> [Records]:
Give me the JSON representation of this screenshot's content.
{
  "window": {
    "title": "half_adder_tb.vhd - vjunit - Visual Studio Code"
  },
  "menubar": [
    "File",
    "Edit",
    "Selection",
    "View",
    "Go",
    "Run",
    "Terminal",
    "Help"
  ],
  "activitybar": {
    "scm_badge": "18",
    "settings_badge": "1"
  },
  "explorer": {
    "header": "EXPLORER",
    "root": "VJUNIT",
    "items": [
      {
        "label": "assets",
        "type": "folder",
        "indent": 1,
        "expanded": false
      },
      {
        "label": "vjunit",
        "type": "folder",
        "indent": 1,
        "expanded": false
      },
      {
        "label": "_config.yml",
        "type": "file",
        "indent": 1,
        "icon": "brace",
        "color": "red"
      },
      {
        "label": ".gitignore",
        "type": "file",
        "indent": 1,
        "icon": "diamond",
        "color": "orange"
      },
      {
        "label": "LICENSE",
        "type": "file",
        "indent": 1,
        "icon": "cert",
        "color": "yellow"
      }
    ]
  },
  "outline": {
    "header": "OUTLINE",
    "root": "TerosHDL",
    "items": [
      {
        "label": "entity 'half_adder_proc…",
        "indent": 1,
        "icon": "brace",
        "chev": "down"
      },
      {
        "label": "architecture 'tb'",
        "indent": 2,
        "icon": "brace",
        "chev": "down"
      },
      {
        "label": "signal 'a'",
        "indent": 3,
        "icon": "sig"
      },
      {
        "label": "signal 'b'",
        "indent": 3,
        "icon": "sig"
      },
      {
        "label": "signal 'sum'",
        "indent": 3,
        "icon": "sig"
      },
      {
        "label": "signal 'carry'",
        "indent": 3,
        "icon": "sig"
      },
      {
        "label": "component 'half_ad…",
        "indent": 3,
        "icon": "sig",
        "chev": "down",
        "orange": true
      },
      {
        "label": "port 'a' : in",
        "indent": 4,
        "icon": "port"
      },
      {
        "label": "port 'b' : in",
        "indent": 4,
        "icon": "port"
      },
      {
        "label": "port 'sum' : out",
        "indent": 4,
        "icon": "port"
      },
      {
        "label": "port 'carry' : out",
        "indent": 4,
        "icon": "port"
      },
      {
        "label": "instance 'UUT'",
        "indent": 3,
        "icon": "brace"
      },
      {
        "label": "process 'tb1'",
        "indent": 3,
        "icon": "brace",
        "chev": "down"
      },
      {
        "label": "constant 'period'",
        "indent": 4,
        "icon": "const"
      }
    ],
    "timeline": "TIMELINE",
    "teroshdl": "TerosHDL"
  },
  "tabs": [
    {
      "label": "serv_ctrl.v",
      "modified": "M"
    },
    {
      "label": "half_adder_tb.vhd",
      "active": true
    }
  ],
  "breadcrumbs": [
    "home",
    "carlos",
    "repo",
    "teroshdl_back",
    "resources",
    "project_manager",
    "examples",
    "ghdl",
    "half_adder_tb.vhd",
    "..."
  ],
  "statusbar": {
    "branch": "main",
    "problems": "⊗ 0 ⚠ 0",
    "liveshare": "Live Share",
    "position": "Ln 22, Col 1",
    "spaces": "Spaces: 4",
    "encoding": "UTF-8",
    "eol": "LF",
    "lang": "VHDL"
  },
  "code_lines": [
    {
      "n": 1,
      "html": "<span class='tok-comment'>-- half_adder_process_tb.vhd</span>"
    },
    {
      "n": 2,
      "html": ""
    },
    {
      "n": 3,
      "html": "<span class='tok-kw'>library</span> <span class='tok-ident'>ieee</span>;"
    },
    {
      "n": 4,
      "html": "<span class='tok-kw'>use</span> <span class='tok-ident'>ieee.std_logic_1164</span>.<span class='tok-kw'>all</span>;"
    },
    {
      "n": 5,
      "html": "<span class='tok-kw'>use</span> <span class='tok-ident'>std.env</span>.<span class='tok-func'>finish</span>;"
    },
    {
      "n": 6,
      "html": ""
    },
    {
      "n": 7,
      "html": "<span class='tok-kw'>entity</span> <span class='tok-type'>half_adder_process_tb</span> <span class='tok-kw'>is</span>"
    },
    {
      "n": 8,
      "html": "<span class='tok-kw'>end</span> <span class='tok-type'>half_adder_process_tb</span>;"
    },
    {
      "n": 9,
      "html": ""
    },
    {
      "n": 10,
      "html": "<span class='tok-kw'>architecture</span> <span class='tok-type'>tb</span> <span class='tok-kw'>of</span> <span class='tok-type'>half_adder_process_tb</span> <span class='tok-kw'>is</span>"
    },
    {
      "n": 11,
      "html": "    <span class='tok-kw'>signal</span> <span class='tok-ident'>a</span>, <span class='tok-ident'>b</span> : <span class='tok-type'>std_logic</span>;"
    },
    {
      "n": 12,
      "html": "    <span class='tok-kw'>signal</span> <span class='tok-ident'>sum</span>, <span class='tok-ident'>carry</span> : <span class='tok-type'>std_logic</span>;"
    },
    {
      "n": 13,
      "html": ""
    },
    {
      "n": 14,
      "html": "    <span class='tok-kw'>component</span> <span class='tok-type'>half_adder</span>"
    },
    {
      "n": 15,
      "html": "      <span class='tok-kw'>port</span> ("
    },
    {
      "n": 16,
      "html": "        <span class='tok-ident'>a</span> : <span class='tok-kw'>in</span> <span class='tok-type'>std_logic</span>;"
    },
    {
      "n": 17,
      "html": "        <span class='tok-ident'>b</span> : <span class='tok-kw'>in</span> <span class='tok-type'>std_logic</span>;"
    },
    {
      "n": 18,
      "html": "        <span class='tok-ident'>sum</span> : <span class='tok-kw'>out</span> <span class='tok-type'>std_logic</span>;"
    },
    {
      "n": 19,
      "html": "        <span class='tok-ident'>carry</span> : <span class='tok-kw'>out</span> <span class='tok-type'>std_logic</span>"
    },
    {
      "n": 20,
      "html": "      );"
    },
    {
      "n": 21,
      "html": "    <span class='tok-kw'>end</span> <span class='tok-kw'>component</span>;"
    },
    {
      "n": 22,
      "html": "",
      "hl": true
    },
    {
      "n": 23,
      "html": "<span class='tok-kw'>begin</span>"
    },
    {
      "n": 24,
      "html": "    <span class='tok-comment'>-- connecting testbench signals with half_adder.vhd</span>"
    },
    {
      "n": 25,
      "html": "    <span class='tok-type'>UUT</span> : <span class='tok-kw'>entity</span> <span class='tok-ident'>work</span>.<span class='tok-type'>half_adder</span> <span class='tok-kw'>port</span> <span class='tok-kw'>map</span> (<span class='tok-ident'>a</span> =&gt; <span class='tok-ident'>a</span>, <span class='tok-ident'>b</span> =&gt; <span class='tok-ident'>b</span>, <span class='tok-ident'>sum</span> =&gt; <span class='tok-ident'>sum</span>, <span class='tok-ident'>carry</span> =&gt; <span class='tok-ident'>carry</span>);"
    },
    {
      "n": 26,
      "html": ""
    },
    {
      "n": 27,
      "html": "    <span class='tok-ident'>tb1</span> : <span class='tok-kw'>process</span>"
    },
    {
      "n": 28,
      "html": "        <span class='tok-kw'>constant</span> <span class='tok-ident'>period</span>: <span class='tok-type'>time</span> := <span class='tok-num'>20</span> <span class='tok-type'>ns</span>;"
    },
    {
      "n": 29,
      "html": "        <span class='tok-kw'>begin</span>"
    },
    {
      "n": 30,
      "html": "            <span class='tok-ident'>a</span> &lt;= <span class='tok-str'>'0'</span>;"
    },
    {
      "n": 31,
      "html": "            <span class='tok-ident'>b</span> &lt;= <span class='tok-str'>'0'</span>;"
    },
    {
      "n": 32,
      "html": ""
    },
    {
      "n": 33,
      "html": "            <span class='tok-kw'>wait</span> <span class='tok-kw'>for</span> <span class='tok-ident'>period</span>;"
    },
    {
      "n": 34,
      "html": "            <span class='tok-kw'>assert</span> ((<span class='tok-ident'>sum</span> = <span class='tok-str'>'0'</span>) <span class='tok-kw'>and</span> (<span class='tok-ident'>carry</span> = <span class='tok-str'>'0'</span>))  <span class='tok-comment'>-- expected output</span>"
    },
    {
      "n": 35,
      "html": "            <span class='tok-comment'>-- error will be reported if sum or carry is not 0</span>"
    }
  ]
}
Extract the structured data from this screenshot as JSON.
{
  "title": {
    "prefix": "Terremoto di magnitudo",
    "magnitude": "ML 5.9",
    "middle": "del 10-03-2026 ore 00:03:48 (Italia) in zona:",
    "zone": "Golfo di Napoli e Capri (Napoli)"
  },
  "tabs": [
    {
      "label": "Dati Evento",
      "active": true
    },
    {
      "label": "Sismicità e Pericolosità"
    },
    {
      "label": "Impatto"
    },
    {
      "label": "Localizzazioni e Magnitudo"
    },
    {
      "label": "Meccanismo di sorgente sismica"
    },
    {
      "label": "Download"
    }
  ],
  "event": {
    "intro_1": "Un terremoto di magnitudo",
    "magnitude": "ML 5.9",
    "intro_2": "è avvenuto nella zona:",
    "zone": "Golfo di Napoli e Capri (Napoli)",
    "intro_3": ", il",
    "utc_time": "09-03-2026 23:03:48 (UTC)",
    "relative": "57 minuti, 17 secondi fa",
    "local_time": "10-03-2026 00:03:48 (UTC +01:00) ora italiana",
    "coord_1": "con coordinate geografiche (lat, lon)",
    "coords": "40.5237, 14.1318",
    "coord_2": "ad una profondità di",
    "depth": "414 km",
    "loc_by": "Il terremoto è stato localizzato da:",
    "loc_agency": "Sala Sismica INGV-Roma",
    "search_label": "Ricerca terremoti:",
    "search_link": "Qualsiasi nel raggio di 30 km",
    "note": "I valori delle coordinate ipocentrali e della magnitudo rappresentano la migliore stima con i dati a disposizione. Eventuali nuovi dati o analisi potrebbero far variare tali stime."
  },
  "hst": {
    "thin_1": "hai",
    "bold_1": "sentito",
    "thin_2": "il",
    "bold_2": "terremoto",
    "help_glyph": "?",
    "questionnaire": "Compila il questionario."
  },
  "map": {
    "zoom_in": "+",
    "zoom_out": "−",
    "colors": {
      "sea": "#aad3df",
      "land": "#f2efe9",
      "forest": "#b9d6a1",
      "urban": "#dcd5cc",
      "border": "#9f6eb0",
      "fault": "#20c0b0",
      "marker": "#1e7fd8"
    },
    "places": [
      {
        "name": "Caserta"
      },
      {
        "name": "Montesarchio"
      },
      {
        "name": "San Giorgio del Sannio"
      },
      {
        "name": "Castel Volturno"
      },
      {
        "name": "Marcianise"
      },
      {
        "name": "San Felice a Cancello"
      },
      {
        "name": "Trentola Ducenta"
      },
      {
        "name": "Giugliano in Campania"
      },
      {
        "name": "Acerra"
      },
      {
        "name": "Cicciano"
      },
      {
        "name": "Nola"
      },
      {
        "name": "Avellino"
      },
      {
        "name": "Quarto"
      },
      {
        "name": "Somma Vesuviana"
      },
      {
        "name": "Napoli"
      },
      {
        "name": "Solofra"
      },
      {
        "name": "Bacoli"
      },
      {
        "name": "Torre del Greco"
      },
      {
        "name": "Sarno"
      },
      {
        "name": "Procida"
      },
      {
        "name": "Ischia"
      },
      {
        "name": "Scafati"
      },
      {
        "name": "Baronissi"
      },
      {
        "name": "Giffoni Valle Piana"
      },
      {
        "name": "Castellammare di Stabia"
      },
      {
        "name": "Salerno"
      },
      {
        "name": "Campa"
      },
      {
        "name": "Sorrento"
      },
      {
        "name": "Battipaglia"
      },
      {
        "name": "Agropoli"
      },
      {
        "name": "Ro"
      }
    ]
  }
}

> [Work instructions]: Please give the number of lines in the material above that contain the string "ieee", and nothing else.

> [Response]: 2